TASK » Retype the records below exactly. Leave nothing out.

EXERCISE MATERIAL »

■ ■ ■ ■ ■ ■ ■

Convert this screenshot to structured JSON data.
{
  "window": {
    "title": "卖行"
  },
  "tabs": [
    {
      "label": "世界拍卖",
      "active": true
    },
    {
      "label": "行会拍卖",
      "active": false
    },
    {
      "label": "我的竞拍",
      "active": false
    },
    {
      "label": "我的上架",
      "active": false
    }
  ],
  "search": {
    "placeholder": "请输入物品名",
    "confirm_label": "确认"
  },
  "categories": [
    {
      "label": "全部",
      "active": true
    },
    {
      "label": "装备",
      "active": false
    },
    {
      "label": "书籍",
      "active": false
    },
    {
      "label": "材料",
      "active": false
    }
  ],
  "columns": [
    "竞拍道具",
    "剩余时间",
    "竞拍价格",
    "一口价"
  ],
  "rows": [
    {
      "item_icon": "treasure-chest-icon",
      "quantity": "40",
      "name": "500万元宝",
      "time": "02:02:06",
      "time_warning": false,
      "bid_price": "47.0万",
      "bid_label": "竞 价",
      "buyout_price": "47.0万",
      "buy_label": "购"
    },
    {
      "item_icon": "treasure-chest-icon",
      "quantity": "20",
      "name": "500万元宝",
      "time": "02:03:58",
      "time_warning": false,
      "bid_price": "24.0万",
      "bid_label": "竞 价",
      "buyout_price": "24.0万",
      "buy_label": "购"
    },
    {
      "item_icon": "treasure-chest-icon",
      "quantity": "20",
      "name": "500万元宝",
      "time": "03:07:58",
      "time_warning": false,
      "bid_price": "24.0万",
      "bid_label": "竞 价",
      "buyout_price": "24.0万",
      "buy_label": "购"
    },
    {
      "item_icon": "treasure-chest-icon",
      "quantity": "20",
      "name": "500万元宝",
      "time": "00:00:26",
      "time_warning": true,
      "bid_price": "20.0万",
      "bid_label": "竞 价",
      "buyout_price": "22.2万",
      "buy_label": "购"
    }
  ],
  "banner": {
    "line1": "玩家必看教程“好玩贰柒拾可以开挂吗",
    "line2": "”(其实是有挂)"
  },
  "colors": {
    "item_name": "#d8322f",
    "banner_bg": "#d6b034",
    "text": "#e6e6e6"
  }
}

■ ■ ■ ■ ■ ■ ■

REPLY TO THE TASK »
Convert this screenshot to structured JSON data.
{
  "window": {
    "title": "卖行"
  },
  "tabs": [
    {
      "label": "世界拍卖",
      "active": true
    },
    {
      "label": "行会拍卖",
      "active": false
    },
    {
      "label": "我的竞拍",
      "active": false
    },
    {
      "label": "我的上架",
      "active": false
    }
  ],
  "search": {
    "placeholder": "请输入物品名",
    "confirm_label": "确认"
  },
  "categories": [
    {
      "label": "全部",
      "active": true
    },
    {
      "label": "装备",
      "active": false
    },
    {
      "label": "书籍",
      "active": false
    },
    {
      "label": "材料",
      "active": false
    }
  ],
  "columns": [
    "竞拍道具",
    "剩余时间",
    "竞拍价格",
    "一口价"
  ],
  "rows": [
    {
      "item_icon": "treasure-chest-icon",
      "quantity": "40",
      "name": "500万元宝",
      "time": "02:02:06",
      "time_warning": false,
      "bid_price": "47.0万",
      "bid_label": "竞 价",
      "buyout_price": "47.0万",
      "buy_label": "购"
    },
    {
      "item_icon": "treasure-chest-icon",
      "quantity": "20",
      "name": "500万元宝",
      "time": "02:03:58",
      "time_warning": false,
      "bid_price": "24.0万",
      "bid_label": "竞 价",
      "buyout_price": "24.0万",
      "buy_label": "购"
    },
    {
      "item_icon": "treasure-chest-icon",
      "quantity": "20",
      "name": "500万元宝",
      "time": "03:07:58",
      "time_warning": false,
      "bid_price": "24.0万",
      "bid_label": "竞 价",
      "buyout_price": "24.0万",
      "buy_label": "购"
    },
    {
      "item_icon": "treasure-chest-icon",
      "quantity": "20",
      "name": "500万元宝",
      "time": "00:00:26",
      "time_warning": true,
      "bid_price": "20.0万",
      "bid_label": "竞 价",
      "buyout_price": "22.2万",
      "buy_label": "购"
    }
  ],
  "banner": {
    "line1": "玩家必看教程“好玩贰柒拾可以开挂吗",
    "line2": "”(其实是有挂)"
  },
  "colors": {
    "item_name": "#d8322f",
    "banner_bg": "#d6b034",
    "text": "#e6e6e6"
  }
}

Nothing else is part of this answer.